_YOUR TASK_. Work out how many lines of the material contain the string "highlighted". Respond with the number only.

_AVAILABLE DATA_.
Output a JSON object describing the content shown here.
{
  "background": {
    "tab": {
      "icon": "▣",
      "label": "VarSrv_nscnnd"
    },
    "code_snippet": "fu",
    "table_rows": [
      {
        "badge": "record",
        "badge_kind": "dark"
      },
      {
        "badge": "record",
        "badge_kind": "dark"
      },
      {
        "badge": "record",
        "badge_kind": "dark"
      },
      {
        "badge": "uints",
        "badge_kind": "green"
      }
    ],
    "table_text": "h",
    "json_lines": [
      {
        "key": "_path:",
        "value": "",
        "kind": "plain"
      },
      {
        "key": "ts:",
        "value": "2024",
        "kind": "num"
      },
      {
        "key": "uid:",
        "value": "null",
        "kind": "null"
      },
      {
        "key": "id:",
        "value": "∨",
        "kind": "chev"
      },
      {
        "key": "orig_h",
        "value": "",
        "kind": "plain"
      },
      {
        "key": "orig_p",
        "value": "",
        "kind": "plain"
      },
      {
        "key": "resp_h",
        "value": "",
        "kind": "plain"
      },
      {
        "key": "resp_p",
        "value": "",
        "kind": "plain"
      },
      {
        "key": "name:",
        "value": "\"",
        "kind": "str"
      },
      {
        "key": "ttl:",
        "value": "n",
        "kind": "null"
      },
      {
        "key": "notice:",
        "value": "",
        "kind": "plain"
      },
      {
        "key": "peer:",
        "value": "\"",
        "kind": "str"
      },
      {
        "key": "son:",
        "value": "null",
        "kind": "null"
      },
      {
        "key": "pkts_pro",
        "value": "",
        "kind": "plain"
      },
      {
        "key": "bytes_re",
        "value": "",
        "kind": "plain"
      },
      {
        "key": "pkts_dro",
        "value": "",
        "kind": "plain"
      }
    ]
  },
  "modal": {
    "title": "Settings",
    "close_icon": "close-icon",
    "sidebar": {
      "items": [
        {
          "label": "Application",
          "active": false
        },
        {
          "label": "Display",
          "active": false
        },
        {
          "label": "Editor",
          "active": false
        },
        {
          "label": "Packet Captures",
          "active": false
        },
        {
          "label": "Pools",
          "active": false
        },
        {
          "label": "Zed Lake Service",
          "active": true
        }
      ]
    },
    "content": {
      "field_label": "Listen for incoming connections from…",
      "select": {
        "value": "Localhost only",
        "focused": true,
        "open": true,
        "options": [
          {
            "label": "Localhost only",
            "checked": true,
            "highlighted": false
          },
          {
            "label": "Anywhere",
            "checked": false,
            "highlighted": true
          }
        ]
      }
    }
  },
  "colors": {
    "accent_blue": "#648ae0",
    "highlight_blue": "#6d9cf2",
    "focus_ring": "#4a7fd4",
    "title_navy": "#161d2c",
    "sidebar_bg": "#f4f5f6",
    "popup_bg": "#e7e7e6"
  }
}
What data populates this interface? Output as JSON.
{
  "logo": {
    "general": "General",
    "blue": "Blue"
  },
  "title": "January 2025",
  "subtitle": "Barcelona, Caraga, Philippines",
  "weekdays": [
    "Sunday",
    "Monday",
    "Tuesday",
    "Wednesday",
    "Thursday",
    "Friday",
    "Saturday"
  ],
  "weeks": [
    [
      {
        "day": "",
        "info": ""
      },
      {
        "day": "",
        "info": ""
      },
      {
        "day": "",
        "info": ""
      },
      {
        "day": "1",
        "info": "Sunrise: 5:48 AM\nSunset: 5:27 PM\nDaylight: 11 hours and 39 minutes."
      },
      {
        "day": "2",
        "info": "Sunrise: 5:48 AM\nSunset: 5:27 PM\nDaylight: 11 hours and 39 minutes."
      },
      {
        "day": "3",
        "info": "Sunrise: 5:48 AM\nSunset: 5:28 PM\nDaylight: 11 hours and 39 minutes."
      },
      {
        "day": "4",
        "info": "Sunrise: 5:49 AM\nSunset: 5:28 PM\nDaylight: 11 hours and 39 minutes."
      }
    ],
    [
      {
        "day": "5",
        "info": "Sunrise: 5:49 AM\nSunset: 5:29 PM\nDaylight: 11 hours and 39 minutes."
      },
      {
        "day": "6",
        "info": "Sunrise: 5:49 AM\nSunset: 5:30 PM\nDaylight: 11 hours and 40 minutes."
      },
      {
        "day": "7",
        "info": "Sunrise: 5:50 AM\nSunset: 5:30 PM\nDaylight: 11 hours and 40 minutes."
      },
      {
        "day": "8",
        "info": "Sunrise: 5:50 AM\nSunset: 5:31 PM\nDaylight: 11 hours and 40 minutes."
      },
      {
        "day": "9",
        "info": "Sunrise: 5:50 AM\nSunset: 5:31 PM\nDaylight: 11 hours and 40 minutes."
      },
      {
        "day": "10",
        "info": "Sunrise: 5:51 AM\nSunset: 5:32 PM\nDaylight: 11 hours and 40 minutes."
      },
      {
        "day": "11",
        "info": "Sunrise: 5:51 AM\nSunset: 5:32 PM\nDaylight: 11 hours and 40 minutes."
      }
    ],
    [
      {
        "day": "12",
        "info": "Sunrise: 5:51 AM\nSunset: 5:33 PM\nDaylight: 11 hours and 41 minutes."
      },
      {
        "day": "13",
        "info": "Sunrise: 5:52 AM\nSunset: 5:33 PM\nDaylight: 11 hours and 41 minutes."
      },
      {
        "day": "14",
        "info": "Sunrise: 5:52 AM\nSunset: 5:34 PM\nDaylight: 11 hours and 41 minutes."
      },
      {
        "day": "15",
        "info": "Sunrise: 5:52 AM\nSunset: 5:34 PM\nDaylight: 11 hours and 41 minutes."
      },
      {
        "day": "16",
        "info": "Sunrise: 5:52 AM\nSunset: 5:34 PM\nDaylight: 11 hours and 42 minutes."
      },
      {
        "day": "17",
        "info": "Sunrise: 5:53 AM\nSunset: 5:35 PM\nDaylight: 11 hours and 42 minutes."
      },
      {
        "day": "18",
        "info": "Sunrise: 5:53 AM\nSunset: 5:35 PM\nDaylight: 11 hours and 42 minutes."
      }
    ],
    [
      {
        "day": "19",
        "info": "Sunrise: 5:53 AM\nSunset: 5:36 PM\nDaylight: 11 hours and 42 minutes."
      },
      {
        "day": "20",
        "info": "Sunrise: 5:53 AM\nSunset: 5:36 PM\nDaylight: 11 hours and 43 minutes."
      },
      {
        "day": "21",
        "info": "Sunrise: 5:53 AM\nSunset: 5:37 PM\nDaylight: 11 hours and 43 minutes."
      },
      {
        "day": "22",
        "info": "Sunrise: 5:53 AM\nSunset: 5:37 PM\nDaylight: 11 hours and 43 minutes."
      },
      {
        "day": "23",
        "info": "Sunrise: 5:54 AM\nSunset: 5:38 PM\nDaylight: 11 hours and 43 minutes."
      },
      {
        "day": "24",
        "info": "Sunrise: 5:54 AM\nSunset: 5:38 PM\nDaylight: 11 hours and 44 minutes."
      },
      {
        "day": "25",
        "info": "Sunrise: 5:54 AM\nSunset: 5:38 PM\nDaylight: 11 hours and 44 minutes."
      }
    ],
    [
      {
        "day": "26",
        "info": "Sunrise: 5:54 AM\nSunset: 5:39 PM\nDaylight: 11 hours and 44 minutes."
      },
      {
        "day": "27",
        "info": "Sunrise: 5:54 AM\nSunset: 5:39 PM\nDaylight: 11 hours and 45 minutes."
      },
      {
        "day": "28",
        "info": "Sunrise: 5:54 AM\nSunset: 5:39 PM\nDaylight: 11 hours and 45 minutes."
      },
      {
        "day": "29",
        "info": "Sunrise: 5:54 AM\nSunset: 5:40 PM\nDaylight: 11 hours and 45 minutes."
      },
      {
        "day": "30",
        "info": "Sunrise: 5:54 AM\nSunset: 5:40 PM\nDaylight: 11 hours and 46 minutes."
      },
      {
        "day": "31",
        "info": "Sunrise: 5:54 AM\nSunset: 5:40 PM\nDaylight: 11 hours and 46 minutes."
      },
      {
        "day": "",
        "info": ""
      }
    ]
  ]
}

_ANSWER TO THIS PROBLEM_. 2